Items from a dataset
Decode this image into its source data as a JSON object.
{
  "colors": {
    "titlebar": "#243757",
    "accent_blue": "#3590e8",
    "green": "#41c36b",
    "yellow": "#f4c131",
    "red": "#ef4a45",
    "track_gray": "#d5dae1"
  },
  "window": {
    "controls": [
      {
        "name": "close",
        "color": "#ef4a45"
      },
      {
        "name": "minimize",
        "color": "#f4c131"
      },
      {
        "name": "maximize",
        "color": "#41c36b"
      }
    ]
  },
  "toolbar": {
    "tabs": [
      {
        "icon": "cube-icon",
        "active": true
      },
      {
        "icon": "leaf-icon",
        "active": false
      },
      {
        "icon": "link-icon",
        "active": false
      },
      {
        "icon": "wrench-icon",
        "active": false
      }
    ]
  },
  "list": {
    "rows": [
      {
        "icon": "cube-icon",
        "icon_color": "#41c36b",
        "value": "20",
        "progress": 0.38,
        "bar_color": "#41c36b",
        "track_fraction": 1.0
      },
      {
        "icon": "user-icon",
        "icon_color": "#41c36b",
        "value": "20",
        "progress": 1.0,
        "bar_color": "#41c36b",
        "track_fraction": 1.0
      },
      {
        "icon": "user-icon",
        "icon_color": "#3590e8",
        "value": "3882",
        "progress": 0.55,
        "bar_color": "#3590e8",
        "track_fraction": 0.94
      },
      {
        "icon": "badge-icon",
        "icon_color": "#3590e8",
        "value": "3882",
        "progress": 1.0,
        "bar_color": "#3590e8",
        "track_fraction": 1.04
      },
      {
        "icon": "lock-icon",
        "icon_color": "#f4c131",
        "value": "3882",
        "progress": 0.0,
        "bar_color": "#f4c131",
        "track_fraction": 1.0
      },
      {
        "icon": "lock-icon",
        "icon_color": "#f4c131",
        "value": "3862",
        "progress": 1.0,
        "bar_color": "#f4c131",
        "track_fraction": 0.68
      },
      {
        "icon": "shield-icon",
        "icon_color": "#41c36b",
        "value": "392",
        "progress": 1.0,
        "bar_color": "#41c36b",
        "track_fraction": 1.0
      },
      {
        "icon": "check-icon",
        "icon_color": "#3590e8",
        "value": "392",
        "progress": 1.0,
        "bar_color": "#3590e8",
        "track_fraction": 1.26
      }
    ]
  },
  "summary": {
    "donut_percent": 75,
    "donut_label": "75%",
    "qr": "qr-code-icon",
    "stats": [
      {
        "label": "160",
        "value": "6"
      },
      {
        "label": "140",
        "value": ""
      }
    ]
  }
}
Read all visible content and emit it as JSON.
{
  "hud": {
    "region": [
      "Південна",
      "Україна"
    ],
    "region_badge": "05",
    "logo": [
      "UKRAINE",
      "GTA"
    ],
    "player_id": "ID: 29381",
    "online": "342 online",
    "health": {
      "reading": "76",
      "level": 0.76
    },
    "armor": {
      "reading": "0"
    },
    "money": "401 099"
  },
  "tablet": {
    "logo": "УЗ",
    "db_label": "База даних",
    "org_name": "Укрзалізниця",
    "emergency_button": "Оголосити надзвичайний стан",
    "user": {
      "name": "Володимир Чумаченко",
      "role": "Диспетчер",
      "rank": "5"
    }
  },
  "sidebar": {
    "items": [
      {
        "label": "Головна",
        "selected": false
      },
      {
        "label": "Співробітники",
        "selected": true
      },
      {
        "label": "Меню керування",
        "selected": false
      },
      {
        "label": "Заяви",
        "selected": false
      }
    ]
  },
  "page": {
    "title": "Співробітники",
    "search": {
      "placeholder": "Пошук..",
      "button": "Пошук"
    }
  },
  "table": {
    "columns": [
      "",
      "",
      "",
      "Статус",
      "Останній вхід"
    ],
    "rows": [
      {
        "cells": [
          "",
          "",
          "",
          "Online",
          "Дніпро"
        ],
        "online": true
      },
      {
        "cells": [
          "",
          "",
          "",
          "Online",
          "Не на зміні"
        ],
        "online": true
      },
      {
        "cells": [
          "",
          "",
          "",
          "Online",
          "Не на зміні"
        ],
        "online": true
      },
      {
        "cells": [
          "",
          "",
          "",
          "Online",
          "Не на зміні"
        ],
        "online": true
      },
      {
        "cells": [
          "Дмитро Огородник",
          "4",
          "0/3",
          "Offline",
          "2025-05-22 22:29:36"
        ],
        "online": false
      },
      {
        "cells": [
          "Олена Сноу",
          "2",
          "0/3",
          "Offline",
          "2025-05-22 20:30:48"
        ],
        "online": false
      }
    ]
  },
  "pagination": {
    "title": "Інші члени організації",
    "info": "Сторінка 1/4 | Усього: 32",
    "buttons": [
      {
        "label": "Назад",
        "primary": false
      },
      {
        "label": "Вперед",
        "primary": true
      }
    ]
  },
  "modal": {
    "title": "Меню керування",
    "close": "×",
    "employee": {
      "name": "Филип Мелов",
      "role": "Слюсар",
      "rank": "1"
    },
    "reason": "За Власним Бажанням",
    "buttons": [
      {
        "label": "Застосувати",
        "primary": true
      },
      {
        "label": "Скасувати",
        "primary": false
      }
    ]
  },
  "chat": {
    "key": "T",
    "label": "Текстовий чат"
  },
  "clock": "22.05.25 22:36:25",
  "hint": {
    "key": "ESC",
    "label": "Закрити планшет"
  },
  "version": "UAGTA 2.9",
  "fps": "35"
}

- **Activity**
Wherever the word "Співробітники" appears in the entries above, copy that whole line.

- **Task response**
        "label": "Співробітники",
    "title": "Співробітники",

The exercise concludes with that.